*** Opening of Extracted data ***

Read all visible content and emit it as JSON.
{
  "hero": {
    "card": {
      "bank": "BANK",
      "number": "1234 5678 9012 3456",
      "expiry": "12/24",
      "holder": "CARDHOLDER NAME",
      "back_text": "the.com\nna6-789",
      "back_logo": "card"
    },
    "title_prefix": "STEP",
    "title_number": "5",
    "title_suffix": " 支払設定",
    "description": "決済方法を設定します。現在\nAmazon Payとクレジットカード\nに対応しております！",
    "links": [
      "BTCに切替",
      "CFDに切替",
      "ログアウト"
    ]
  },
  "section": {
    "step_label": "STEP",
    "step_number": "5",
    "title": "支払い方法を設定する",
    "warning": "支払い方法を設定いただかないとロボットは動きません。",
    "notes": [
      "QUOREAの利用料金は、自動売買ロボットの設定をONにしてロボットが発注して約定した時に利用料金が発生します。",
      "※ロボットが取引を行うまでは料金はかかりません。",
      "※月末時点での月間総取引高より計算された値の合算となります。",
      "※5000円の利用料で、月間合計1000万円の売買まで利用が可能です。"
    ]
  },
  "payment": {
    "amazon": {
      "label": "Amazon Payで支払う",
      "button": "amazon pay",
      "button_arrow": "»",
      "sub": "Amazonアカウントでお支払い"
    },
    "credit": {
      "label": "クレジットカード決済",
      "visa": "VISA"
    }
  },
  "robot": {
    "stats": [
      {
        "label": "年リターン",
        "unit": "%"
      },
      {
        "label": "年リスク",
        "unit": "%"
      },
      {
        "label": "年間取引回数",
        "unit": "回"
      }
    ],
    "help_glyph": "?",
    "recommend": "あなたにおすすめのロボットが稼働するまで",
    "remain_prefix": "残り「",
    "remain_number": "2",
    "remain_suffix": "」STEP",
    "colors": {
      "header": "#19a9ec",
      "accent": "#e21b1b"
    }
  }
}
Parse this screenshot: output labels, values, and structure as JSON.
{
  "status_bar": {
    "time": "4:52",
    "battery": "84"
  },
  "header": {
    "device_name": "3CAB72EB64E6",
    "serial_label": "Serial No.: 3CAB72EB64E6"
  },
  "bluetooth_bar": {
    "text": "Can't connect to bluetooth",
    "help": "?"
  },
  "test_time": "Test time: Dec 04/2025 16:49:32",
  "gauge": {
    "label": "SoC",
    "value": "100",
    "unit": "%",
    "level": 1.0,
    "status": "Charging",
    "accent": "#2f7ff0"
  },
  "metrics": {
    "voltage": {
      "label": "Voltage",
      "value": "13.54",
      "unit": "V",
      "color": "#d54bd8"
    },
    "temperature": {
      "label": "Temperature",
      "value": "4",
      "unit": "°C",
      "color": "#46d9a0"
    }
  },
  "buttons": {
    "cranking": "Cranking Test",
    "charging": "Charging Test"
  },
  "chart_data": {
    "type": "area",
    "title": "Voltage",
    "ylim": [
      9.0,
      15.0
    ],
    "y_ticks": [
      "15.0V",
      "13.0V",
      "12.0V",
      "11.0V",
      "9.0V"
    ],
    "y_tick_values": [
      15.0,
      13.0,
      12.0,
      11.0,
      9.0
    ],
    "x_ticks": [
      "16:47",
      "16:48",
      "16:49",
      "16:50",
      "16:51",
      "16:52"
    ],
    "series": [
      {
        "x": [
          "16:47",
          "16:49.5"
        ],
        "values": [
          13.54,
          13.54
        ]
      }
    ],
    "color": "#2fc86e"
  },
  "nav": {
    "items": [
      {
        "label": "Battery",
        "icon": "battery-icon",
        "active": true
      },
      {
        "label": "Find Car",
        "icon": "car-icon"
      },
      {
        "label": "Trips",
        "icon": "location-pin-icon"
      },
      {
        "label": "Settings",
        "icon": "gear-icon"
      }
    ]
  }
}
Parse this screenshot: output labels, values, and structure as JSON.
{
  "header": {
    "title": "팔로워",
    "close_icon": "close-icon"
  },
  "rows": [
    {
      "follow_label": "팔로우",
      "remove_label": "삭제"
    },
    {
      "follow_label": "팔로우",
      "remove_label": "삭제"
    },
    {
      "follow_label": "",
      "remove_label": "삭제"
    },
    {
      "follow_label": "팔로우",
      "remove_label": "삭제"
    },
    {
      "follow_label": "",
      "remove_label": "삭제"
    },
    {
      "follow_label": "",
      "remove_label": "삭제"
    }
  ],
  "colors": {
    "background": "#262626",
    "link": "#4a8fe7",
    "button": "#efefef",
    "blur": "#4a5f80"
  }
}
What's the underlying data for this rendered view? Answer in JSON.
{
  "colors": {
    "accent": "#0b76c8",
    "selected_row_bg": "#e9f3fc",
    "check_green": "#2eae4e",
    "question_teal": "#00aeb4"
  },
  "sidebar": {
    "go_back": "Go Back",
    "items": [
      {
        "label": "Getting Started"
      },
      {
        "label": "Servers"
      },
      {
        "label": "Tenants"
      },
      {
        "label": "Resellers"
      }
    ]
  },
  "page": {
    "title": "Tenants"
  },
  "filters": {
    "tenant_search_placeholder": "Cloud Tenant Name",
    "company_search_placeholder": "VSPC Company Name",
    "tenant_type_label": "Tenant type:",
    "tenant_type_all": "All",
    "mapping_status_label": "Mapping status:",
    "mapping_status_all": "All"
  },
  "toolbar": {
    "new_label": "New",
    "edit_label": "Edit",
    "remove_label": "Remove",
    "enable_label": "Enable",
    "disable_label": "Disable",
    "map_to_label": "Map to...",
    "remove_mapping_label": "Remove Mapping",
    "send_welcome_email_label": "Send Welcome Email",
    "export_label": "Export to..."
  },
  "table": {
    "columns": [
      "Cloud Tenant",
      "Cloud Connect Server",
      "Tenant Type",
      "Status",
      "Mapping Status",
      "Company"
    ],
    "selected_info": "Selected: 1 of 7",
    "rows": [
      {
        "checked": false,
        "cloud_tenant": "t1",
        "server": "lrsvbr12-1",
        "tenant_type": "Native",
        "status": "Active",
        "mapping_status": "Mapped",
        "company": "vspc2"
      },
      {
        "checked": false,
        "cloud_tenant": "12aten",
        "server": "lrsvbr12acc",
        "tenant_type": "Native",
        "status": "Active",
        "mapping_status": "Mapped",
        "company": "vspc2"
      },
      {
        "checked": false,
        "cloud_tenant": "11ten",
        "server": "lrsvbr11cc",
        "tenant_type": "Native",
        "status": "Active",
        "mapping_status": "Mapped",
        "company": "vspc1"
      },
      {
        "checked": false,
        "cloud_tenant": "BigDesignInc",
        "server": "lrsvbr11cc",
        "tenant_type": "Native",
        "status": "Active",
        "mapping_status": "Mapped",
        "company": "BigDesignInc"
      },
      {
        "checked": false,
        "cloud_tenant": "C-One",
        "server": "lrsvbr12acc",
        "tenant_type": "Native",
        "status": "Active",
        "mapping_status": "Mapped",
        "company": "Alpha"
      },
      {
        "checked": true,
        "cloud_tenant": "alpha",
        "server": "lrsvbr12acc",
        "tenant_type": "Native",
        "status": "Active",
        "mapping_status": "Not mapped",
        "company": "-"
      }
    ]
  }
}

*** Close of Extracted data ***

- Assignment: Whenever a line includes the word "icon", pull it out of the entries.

- Your response:
        "icon": "battery-icon",
        "icon": "car-icon"
        "icon": "location-pin-icon"
        "icon": "gear-icon"
    "close_icon": "close-icon"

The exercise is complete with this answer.